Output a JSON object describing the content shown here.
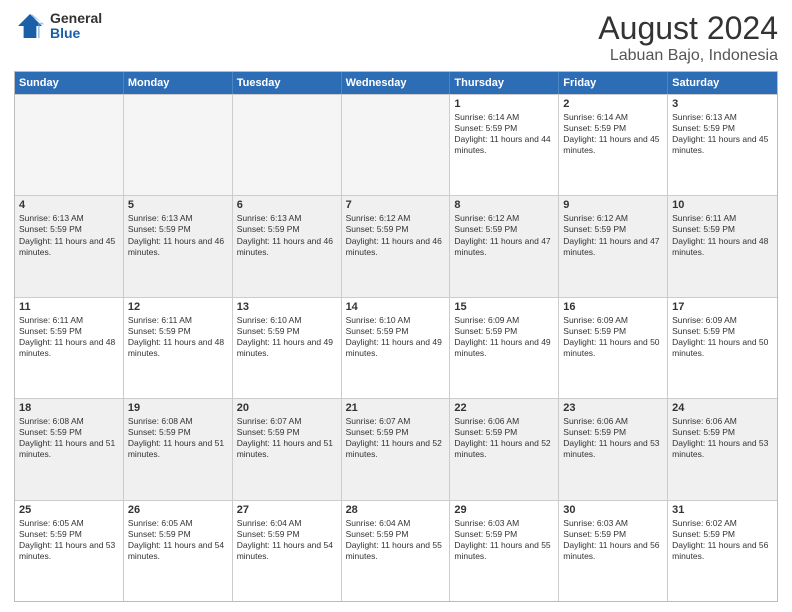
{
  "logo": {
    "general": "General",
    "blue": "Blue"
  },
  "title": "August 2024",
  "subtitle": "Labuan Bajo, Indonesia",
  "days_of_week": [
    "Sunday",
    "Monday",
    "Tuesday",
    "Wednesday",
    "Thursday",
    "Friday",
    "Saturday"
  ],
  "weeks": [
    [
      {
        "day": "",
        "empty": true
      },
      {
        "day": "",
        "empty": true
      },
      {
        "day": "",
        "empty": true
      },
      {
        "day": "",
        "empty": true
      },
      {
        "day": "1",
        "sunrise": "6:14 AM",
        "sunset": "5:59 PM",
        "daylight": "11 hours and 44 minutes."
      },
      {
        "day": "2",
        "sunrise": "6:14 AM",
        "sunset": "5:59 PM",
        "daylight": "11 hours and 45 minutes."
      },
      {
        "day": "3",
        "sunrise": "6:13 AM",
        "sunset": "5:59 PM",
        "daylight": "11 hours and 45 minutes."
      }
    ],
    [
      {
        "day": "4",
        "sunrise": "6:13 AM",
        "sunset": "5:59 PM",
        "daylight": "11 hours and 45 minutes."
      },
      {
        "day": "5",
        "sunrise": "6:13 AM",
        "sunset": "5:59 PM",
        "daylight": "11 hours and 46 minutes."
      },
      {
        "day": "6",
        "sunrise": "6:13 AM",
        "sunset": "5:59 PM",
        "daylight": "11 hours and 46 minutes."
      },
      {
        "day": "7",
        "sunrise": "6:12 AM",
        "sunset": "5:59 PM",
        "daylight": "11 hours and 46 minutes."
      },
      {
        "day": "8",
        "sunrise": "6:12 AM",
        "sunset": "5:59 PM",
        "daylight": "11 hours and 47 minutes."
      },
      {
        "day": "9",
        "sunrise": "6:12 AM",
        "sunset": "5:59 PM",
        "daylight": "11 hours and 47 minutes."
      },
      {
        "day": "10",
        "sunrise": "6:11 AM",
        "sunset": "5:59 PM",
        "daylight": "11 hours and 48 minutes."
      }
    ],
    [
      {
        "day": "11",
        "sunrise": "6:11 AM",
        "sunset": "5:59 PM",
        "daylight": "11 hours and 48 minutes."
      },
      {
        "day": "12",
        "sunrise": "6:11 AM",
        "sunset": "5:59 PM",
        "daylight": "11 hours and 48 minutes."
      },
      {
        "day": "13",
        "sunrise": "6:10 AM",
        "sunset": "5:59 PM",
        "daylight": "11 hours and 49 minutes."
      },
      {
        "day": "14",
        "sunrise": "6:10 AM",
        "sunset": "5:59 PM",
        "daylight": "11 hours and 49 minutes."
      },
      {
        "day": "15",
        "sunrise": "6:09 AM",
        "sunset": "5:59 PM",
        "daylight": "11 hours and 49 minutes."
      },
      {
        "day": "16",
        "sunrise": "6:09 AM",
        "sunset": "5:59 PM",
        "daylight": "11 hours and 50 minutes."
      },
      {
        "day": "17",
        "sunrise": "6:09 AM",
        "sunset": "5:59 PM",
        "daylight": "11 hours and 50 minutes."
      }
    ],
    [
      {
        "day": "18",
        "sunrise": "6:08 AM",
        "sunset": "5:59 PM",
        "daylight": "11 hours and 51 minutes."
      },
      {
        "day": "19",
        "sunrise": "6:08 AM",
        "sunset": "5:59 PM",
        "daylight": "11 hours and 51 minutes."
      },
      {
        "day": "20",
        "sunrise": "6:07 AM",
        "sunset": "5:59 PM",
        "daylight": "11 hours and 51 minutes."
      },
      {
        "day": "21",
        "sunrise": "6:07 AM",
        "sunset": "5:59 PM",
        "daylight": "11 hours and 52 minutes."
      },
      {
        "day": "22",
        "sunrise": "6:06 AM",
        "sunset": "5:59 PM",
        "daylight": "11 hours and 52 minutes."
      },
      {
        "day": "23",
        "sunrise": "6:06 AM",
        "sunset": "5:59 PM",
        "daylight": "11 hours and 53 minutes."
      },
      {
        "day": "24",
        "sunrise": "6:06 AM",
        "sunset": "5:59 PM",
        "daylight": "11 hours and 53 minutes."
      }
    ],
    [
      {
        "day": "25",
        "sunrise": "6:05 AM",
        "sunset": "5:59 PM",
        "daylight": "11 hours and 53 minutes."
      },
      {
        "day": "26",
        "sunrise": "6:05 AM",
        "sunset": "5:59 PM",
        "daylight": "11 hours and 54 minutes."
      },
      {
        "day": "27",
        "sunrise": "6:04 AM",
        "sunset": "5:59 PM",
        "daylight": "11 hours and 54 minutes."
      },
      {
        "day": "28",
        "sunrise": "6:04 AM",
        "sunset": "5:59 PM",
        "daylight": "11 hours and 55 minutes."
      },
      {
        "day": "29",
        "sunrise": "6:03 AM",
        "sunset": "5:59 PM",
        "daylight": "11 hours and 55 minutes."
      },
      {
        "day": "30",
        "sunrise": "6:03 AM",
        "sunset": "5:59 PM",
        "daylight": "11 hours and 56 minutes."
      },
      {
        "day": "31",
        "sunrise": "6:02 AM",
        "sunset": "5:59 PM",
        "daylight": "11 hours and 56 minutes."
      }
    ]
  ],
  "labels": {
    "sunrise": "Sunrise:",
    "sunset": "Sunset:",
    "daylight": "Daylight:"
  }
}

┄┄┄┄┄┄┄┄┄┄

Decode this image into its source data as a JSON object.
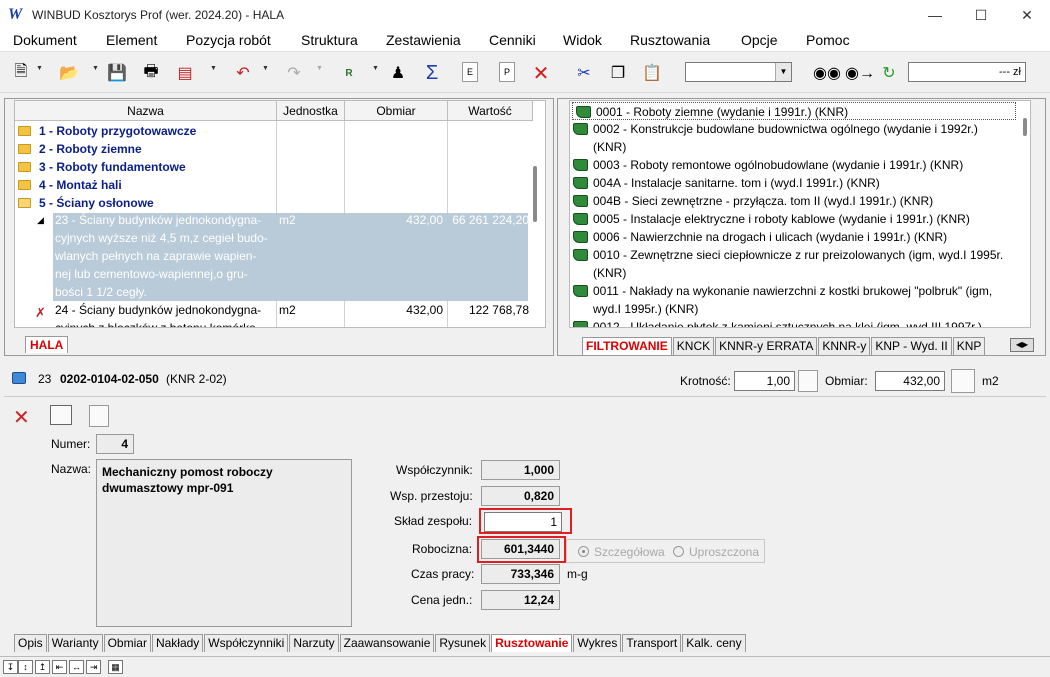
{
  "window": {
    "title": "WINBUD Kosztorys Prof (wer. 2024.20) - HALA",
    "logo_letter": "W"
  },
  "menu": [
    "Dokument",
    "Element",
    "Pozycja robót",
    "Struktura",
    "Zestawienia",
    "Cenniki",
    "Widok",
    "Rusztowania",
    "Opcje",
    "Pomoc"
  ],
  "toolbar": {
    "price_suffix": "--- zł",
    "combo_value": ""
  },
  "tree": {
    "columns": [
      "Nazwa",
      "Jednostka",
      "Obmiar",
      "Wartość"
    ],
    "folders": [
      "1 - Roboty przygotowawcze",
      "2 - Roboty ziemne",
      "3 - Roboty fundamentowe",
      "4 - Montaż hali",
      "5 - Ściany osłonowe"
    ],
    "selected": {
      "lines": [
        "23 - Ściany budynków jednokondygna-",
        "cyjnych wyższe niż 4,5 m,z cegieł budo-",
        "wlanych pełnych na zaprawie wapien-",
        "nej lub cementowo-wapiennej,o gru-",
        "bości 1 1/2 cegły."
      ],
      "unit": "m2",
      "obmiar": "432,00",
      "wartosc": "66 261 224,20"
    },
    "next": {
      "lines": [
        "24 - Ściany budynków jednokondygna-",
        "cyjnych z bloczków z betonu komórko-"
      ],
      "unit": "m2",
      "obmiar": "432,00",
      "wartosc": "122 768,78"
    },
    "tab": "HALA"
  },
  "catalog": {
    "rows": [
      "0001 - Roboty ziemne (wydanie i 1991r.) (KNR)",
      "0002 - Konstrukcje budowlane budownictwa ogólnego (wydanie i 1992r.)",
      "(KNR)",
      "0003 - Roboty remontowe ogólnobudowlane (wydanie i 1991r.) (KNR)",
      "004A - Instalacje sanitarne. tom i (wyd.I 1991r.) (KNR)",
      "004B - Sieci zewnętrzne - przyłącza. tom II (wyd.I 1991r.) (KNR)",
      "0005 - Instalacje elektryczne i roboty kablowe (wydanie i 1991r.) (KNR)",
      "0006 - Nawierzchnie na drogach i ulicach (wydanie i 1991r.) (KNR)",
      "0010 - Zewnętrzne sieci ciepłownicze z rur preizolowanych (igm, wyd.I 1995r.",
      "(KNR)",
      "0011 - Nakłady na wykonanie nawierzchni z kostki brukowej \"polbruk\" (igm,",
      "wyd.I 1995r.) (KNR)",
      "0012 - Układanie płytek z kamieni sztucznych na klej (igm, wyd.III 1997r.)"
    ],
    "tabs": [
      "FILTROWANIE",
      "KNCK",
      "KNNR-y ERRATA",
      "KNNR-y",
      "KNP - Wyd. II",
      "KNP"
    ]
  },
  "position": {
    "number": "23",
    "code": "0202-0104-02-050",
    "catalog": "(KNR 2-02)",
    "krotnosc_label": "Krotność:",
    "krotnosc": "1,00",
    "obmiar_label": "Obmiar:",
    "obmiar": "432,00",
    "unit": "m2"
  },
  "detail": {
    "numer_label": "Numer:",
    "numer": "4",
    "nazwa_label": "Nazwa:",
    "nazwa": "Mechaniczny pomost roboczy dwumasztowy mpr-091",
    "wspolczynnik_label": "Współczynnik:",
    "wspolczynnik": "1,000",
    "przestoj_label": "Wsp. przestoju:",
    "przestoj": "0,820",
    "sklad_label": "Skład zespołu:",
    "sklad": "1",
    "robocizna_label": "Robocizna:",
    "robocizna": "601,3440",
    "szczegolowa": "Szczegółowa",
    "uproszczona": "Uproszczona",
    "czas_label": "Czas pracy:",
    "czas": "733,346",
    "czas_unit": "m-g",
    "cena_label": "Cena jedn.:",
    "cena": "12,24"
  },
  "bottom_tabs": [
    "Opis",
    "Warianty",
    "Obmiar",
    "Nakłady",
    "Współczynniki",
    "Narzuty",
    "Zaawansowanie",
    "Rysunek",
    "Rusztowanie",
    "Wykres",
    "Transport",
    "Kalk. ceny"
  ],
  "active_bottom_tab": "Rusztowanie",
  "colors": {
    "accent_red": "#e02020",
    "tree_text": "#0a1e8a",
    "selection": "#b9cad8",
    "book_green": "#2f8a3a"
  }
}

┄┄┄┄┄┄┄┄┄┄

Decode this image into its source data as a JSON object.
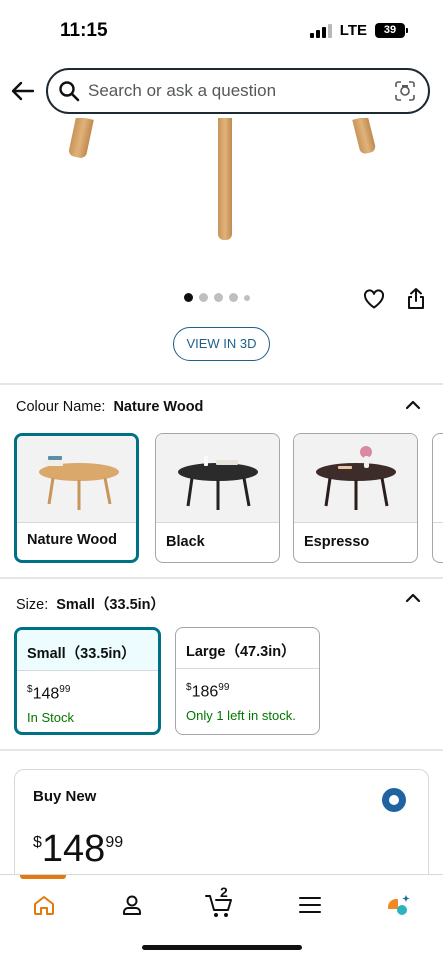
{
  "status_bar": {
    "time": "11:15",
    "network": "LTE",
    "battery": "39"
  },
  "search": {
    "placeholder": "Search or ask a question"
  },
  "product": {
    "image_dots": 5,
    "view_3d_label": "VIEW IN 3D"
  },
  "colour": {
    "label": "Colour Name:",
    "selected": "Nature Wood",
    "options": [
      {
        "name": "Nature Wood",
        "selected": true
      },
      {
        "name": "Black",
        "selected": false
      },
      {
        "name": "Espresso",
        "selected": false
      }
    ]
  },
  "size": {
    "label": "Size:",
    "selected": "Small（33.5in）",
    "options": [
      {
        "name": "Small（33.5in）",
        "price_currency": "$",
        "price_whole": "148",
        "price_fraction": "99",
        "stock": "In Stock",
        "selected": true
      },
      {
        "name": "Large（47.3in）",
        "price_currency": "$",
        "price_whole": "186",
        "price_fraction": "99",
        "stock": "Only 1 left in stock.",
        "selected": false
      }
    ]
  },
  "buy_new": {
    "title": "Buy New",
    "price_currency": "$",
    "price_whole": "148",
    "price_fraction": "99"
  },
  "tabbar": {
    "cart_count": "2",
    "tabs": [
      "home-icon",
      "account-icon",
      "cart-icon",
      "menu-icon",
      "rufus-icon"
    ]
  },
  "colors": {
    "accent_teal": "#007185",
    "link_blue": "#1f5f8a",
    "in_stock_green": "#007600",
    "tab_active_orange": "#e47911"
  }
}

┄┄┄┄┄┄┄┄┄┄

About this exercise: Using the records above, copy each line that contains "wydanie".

Task answer:
      "0001 - Roboty ziemne (wydanie i 1991r.) (KNR)",
      "0002 - Konstrukcje budowlane budownictwa ogólnego (wydanie i 1992r.)",
      "0003 - Roboty remontowe ogólnobudowlane (wydanie i 1991r.) (KNR)",
      "0005 - Instalacje elektryczne i roboty kablowe (wydanie i 1991r.) (KNR)",
      "0006 - Nawierzchnie na drogach i ulicach (wydanie i 1991r.) (KNR)",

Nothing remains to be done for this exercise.